Edna O'Brien paints an unforgettable portrait of the lives of African women.
A group of Nigerian girls are abducted from their school by a militant jihadi group. They are taken to a secret camp and undergo all sorts of horrors, including genital mutilation and pack rape. To show the girls their possible fate should they not submit to the militants' authority, they are made to witness a woman's public stoning.
The focus of the novel is Maryam, who narrates her story. She has been through so much trauma and hardship that she is not even sure of her age. Married off to a jihadi soldier, she has a baby girl, but manages to escape the camp. Finally reunited with her mother after much danger, it would seem her ordeal has ended, but it's only really just begun.
Irish novelist Edna O'Brien's new novel is a work of great courage, integrity and artistic risk-taking. Taking on the voice of a young African woman (the story is based on the Boko Haram abductions) is a brave step, but in such skilled hands it pays off. O'Brien's novel has urgency, fire and anger. Written with consummate skill, even grace, it's an unforgettable portrait of the shocking abuses of girls and women.

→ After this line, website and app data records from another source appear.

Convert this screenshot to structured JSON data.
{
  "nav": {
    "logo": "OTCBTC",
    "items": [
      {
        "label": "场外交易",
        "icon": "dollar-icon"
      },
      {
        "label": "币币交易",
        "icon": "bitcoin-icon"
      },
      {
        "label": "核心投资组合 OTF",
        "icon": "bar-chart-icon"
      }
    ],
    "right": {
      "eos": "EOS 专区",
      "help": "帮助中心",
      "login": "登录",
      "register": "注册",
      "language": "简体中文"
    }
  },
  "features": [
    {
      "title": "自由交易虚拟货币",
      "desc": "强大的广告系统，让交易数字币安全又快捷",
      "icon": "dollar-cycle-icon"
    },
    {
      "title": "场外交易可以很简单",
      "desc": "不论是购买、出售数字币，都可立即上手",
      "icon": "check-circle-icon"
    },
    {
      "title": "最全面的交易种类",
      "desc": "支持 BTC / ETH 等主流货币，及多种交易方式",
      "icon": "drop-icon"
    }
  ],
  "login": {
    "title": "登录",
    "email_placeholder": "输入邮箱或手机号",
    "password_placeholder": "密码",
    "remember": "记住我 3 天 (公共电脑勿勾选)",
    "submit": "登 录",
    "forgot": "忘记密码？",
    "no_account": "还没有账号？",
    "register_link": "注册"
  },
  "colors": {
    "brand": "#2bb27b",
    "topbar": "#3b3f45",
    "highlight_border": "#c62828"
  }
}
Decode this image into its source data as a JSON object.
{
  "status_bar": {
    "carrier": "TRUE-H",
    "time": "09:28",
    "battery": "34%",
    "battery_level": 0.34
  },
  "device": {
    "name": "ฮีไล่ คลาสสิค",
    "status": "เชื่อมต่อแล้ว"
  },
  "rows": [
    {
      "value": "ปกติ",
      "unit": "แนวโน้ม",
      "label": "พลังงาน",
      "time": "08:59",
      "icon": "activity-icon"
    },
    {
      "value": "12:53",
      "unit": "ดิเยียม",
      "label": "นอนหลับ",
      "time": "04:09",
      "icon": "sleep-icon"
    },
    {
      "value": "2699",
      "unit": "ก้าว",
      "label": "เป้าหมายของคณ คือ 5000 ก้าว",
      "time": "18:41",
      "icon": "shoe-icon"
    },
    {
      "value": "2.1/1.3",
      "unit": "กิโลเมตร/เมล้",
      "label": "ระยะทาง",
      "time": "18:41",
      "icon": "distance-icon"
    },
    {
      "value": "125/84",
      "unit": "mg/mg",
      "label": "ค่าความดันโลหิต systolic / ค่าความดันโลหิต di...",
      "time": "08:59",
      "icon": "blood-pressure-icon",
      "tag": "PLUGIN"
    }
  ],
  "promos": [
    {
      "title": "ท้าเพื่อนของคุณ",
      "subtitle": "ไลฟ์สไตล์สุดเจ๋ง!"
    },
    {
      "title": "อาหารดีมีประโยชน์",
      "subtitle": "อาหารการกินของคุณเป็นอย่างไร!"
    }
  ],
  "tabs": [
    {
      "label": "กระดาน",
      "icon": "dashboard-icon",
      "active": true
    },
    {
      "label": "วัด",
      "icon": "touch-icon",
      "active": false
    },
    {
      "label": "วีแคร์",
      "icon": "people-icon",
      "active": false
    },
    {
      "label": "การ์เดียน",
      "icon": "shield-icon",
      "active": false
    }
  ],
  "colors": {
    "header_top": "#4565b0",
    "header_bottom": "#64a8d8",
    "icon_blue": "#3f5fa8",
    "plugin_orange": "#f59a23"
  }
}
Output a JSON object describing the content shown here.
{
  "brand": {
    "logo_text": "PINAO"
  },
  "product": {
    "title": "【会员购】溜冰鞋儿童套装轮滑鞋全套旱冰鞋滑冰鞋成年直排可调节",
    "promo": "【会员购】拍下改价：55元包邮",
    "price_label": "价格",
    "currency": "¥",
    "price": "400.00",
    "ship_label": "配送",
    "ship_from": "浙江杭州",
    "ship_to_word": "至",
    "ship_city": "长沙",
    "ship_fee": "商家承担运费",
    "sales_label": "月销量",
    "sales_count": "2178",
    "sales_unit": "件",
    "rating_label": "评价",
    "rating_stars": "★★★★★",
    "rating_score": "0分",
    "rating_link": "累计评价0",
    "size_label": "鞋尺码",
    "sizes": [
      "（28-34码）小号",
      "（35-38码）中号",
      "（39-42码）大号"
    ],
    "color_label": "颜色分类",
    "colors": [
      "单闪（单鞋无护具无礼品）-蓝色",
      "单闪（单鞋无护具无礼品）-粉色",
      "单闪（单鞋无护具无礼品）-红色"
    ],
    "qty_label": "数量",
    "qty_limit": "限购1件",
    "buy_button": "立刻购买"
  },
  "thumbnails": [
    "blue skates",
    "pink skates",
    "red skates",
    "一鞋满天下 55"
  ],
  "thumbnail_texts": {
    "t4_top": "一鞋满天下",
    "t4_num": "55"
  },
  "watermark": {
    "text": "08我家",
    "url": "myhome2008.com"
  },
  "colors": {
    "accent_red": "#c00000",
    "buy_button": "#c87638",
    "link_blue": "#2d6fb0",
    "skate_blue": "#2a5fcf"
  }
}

Girl, by Edna O'Brien. Published by Faber. $29.99
Review by Chris Saliba
North Melbourne Books